───── Dataset records ─────

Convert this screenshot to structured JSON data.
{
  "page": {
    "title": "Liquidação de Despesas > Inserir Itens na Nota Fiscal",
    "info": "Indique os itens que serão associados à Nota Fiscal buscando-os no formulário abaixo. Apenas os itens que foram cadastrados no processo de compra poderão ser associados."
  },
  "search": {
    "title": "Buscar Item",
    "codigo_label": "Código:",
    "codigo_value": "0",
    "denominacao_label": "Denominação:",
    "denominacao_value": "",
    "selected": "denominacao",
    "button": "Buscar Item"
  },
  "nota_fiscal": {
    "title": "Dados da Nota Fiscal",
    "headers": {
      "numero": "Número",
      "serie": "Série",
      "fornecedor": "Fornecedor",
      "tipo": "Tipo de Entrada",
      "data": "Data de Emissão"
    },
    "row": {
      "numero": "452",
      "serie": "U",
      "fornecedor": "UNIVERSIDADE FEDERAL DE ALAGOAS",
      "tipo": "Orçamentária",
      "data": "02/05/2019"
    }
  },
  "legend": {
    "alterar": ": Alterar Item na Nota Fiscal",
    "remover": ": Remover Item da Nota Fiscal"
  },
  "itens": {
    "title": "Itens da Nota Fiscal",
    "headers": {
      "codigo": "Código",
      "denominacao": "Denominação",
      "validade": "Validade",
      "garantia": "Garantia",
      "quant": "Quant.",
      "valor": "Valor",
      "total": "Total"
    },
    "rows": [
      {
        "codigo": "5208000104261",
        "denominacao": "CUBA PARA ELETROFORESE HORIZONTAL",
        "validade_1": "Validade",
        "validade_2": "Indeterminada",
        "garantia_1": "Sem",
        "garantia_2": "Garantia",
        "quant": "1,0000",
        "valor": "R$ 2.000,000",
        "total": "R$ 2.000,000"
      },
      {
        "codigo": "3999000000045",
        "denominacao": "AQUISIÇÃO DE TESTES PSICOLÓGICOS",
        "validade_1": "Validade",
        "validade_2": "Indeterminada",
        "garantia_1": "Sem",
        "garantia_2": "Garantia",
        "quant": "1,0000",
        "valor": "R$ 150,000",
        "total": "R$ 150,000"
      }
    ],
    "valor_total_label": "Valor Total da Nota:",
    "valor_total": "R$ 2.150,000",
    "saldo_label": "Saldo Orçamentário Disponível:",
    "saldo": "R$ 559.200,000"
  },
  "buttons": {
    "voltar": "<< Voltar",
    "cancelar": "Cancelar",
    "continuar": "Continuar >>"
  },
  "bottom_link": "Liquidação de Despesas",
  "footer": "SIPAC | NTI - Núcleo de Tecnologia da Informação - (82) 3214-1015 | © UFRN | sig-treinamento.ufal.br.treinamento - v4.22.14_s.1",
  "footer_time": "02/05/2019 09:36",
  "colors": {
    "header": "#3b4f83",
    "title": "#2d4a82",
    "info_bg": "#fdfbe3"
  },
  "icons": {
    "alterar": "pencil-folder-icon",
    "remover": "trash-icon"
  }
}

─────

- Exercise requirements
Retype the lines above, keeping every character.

- Your solution
Convert this screenshot to structured JSON data.
{
  "page": {
    "title": "Liquidação de Despesas > Inserir Itens na Nota Fiscal",
    "info": "Indique os itens que serão associados à Nota Fiscal buscando-os no formulário abaixo. Apenas os itens que foram cadastrados no processo de compra poderão ser associados."
  },
  "search": {
    "title": "Buscar Item",
    "codigo_label": "Código:",
    "codigo_value": "0",
    "denominacao_label": "Denominação:",
    "denominacao_value": "",
    "selected": "denominacao",
    "button": "Buscar Item"
  },
  "nota_fiscal": {
    "title": "Dados da Nota Fiscal",
    "headers": {
      "numero": "Número",
      "serie": "Série",
      "fornecedor": "Fornecedor",
      "tipo": "Tipo de Entrada",
      "data": "Data de Emissão"
    },
    "row": {
      "numero": "452",
      "serie": "U",
      "fornecedor": "UNIVERSIDADE FEDERAL DE ALAGOAS",
      "tipo": "Orçamentária",
      "data": "02/05/2019"
    }
  },
  "legend": {
    "alterar": ": Alterar Item na Nota Fiscal",
    "remover": ": Remover Item da Nota Fiscal"
  },
  "itens": {
    "title": "Itens da Nota Fiscal",
    "headers": {
      "codigo": "Código",
      "denominacao": "Denominação",
      "validade": "Validade",
      "garantia": "Garantia",
      "quant": "Quant.",
      "valor": "Valor",
      "total": "Total"
    },
    "rows": [
      {
        "codigo": "5208000104261",
        "denominacao": "CUBA PARA ELETROFORESE HORIZONTAL",
        "validade_1": "Validade",
        "validade_2": "Indeterminada",
        "garantia_1": "Sem",
        "garantia_2": "Garantia",
        "quant": "1,0000",
        "valor": "R$ 2.000,000",
        "total": "R$ 2.000,000"
      },
      {
        "codigo": "3999000000045",
        "denominacao": "AQUISIÇÃO DE TESTES PSICOLÓGICOS",
        "validade_1": "Validade",
        "validade_2": "Indeterminada",
        "garantia_1": "Sem",
        "garantia_2": "Garantia",
        "quant": "1,0000",
        "valor": "R$ 150,000",
        "total": "R$ 150,000"
      }
    ],
    "valor_total_label": "Valor Total da Nota:",
    "valor_total": "R$ 2.150,000",
    "saldo_label": "Saldo Orçamentário Disponível:",
    "saldo": "R$ 559.200,000"
  },
  "buttons": {
    "voltar": "<< Voltar",
    "cancelar": "Cancelar",
    "continuar": "Continuar >>"
  },
  "bottom_link": "Liquidação de Despesas",
  "footer": "SIPAC | NTI - Núcleo de Tecnologia da Informação - (82) 3214-1015 | © UFRN | sig-treinamento.ufal.br.treinamento - v4.22.14_s.1",
  "footer_time": "02/05/2019 09:36",
  "colors": {
    "header": "#3b4f83",
    "title": "#2d4a82",
    "info_bg": "#fdfbe3"
  },
  "icons": {
    "alterar": "pencil-folder-icon",
    "remover": "trash-icon"
  }
}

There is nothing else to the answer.